Windfarms provided more electricity than Britain’s nuclear power stations in the first three months of 2018, the first time it has ever done so across a quarter.
Between January and March, wind power produced 18.8% of the UK’s energy needs, compared to nuclear’s 18.76%. Gas was still the dominant source of the country’s electricity, at 39.4%.
Overnight on 17 March, wind accounted for almost half (47%) of Britain’s electricity, another new record, a report by researchers at Imperial College London revealed.
Despite doubts over wind’s ability to keep up supply during cold, calm spells, it provided between 12% and 43% of Britain’s electricity demand during the so-called Beast from the East, when the UK was struck by a prolonged and vicious cold snap at the end of February.
The opening of a new 2.2GW cable connecting Scotland – which has 7.7GW of wind capacity – to North Wales also helped to generate additional capacity over the first three months of the year.
Nuclear power was held back in the first quarter after two reactors temporarily went offline for maintenance, while another shut down after seaweed clogged the plant’s cooling system.
But the apparent progress in renewables came as MPs warned there had been a “dramatic and worrying collapse” in clean energy investment over the past three years.
Despite low-carbon sources providing more than half of Britain’s electricity needs last year, annual investment in clean energy dropped 50 per cent in 2017, according to the Commons environmental audit committee.
A report published by MPs blamed government policy changes, including cuts to clean energy subsidies.
“Billions of pounds of investment is needed in clean energy, transport, heating and industry to meet our carbon targets,” said Mary Creagh, Labour MP and the committee’s chair.
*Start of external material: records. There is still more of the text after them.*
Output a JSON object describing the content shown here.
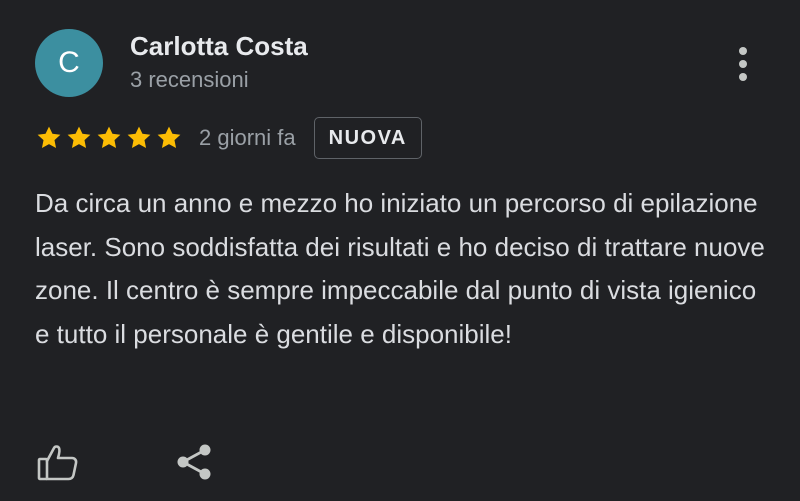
{
  "review": {
    "author": {
      "initial": "C",
      "name": "Carlotta Costa",
      "meta": "3 recensioni",
      "avatar_color": "#3c8fa0"
    },
    "rating": {
      "stars": 5,
      "max": 5,
      "star_color": "#fbbc04"
    },
    "date": "2 giorni fa",
    "badge": "NUOVA",
    "text": "Da circa un anno e mezzo ho iniziato un percorso di epilazione laser. Sono soddisfatta dei risultati e ho deciso di trattare nuove zone. Il centro è sempre impeccabile dal punto di vista igienico e tutto il personale è gentile e disponibile!"
  },
  "icons": {
    "more": "more-vert-icon",
    "like": "thumb-up-icon",
    "share": "share-icon",
    "star": "star-icon"
  },
  "theme": {
    "background": "#202124",
    "text_primary": "#e8eaed",
    "text_secondary": "#9aa0a6"
  }
}
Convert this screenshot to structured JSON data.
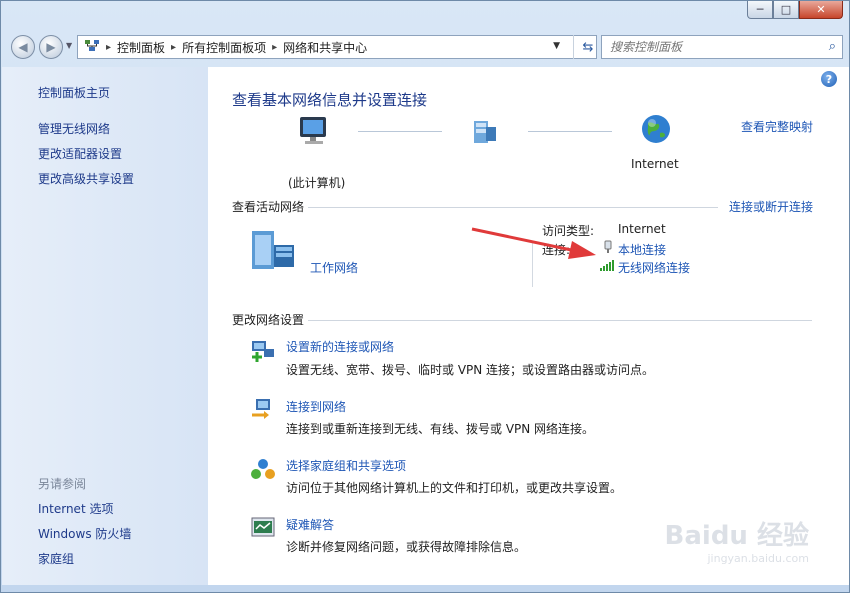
{
  "window": {
    "minimize_label": "─",
    "maximize_label": "□",
    "close_label": "✕"
  },
  "address": {
    "crumbs": [
      "控制面板",
      "所有控制面板项",
      "网络和共享中心"
    ],
    "search_placeholder": "搜索控制面板"
  },
  "sidebar": {
    "home": "控制面板主页",
    "items": [
      "管理无线网络",
      "更改适配器设置",
      "更改高级共享设置"
    ],
    "see_also_heading": "另请参阅",
    "see_also": [
      "Internet 选项",
      "Windows 防火墙",
      "家庭组"
    ]
  },
  "main": {
    "title": "查看基本网络信息并设置连接",
    "view_full_map": "查看完整映射",
    "map": {
      "this_computer": "(此计算机)",
      "internet": "Internet"
    },
    "active_networks_heading": "查看活动网络",
    "connect_disconnect": "连接或断开连接",
    "network_name": "工作网络",
    "access_type_label": "访问类型:",
    "access_type_value": "Internet",
    "connections_label": "连接:",
    "connections": [
      "本地连接",
      "无线网络连接"
    ],
    "change_settings_heading": "更改网络设置",
    "tasks": [
      {
        "title": "设置新的连接或网络",
        "desc": "设置无线、宽带、拨号、临时或 VPN 连接；或设置路由器或访问点。"
      },
      {
        "title": "连接到网络",
        "desc": "连接到或重新连接到无线、有线、拨号或 VPN 网络连接。"
      },
      {
        "title": "选择家庭组和共享选项",
        "desc": "访问位于其他网络计算机上的文件和打印机，或更改共享设置。"
      },
      {
        "title": "疑难解答",
        "desc": "诊断并修复网络问题，或获得故障排除信息。"
      }
    ]
  },
  "watermark": {
    "brand": "Baidu 经验",
    "url": "jingyan.baidu.com"
  },
  "colors": {
    "link": "#1e56b5",
    "title": "#1e3a8a",
    "arrow": "#e03a3a"
  }
}
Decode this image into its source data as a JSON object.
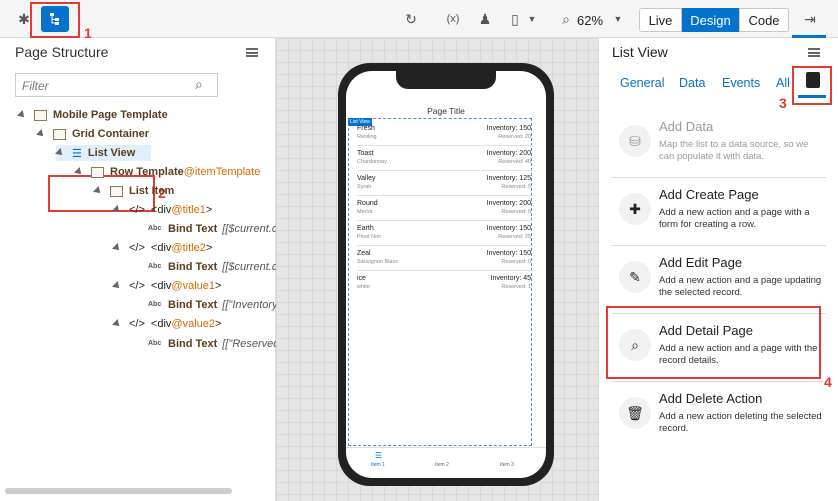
{
  "toolbar": {
    "live": "Live",
    "design": "Design",
    "code": "Code",
    "zoom": "62%",
    "icons": [
      "puzzle-icon",
      "structure-icon",
      "refresh-icon",
      "code-scope-icon",
      "user-role-icon",
      "phone-icon",
      "zoom-icon",
      "panel-toggle-icon"
    ]
  },
  "annotations": {
    "n1": "1",
    "n2": "2",
    "n3": "3",
    "n4": "4"
  },
  "left": {
    "title": "Page Structure",
    "filter_placeholder": "Filter",
    "tree": [
      {
        "label": "Mobile Page Template",
        "extra": ""
      },
      {
        "label": "Grid Container",
        "extra": ""
      },
      {
        "label": "List View",
        "extra": ""
      },
      {
        "label": "Row Template",
        "extra": "@itemTemplate"
      },
      {
        "label": "List Item",
        "extra": ""
      },
      {
        "label": "<div",
        "extra": "@title1",
        "tail": ">"
      },
      {
        "label": "Bind Text",
        "extra": "[[$current.da"
      },
      {
        "label": "<div",
        "extra": "@title2",
        "tail": ">"
      },
      {
        "label": "Bind Text",
        "extra": "[[$current.da"
      },
      {
        "label": "<div",
        "extra": "@value1",
        "tail": ">"
      },
      {
        "label": "Bind Text",
        "extra": "[[\"Inventory:"
      },
      {
        "label": "<div",
        "extra": "@value2",
        "tail": ">"
      },
      {
        "label": "Bind Text",
        "extra": "[[\"Reserved:"
      }
    ],
    "code_marker": "</>",
    "abc": "Abc"
  },
  "phone": {
    "page_title": "Page Title",
    "list_tag": "List View",
    "rows": [
      {
        "title": "Fresh",
        "sub": "Riesling",
        "inv": "Inventory: 150",
        "res": "Reserved: 20"
      },
      {
        "title": "Toast",
        "sub": "Chardonnay",
        "inv": "Inventory: 200",
        "res": "Reserved: 40"
      },
      {
        "title": "Valley",
        "sub": "Syrah",
        "inv": "Inventory: 125",
        "res": "Reserved: 5"
      },
      {
        "title": "Round",
        "sub": "Merlot",
        "inv": "Inventory: 200",
        "res": "Reserved: 0"
      },
      {
        "title": "Earth",
        "sub": "Pinot Noir",
        "inv": "Inventory: 150",
        "res": "Reserved: 25"
      },
      {
        "title": "Zeal",
        "sub": "Sauvignon Blanc",
        "inv": "Inventory: 150",
        "res": "Reserved: 0"
      },
      {
        "title": "ice",
        "sub": "white",
        "inv": "Inventory: 45",
        "res": "Reserved: 1"
      }
    ],
    "tabs": [
      "Item 1",
      "Item 2",
      "Item 3"
    ]
  },
  "right": {
    "title": "List View",
    "tabs": [
      "General",
      "Data",
      "Events",
      "All"
    ],
    "cards": [
      {
        "title": "Add Data",
        "desc": "Map the list to a data source, so we can populate it with data."
      },
      {
        "title": "Add Create Page",
        "desc": "Add a new action and a page with a form for creating a row."
      },
      {
        "title": "Add Edit Page",
        "desc": "Add a new action and a page updating the selected record."
      },
      {
        "title": "Add Detail Page",
        "desc": "Add a new action and a page with the record details."
      },
      {
        "title": "Add Delete Action",
        "desc": "Add a new action deleting the selected record."
      }
    ]
  }
}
“But a dramatic fall in investment is threatening the government’s ability to meet legally binding climate change targets.”